**What is expected:** Would you count the lines below that contain the string "fans" and reply with that number only?

**Given entries:**
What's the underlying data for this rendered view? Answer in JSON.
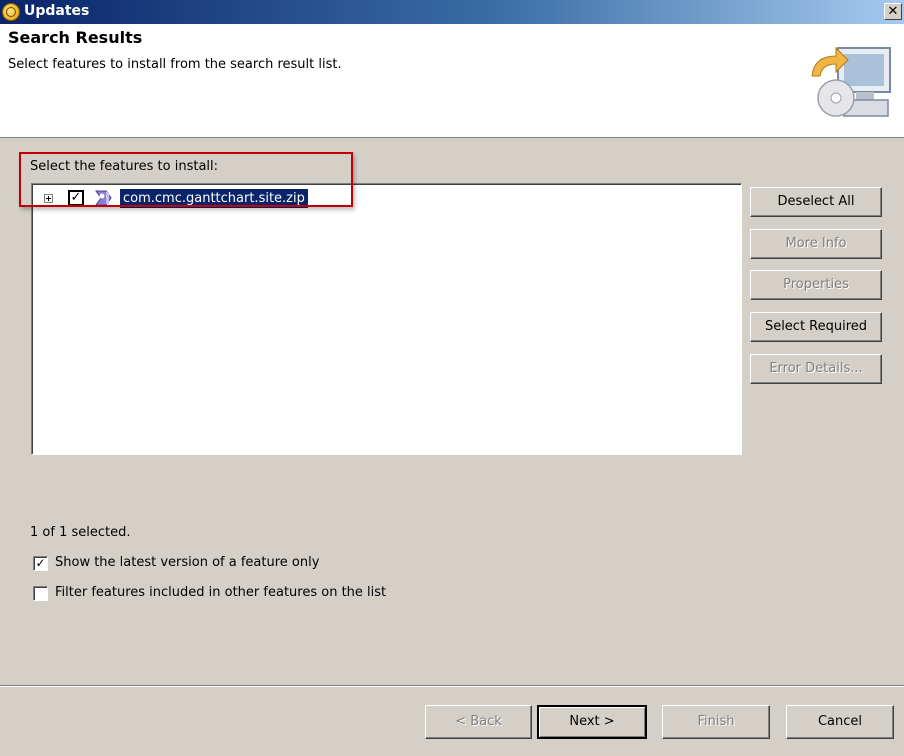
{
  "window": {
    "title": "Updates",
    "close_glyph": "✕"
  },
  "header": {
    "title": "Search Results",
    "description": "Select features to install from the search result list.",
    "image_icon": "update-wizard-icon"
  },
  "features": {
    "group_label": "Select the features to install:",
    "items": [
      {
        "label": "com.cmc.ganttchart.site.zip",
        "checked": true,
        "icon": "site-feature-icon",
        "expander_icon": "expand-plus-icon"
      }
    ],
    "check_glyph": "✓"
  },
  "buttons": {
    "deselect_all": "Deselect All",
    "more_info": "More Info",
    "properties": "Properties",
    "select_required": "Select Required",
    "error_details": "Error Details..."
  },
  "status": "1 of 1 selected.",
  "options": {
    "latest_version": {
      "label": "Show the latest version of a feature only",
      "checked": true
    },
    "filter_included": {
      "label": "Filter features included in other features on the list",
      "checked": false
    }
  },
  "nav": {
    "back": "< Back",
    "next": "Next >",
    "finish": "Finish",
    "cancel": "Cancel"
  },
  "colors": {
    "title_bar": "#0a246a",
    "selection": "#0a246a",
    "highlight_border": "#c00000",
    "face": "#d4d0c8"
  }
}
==
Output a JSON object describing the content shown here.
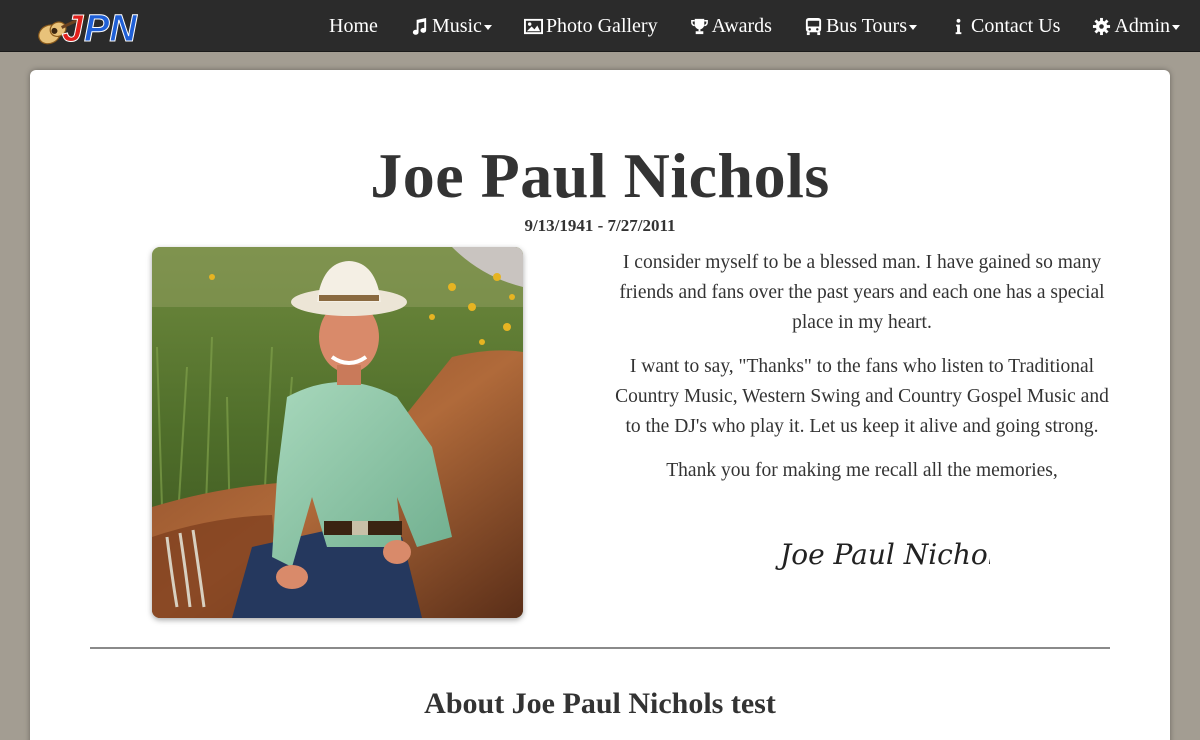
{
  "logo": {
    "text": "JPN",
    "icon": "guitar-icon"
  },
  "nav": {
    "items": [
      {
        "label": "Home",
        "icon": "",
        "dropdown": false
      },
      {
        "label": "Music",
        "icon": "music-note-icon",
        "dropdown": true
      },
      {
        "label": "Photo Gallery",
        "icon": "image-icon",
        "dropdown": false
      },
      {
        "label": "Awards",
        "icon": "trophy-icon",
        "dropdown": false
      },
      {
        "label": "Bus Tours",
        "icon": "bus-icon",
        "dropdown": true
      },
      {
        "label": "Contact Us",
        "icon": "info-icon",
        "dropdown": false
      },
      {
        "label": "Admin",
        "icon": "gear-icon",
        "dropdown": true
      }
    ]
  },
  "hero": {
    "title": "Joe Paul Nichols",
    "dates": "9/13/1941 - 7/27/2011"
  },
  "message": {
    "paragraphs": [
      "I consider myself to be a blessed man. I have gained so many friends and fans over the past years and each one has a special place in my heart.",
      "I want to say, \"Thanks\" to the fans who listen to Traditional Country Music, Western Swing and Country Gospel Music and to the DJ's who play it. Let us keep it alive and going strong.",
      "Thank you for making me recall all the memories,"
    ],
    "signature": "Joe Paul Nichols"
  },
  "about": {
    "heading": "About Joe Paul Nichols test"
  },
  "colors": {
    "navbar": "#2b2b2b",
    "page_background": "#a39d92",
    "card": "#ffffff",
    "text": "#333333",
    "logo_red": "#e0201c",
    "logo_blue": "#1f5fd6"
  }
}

**Solved exercise:** 2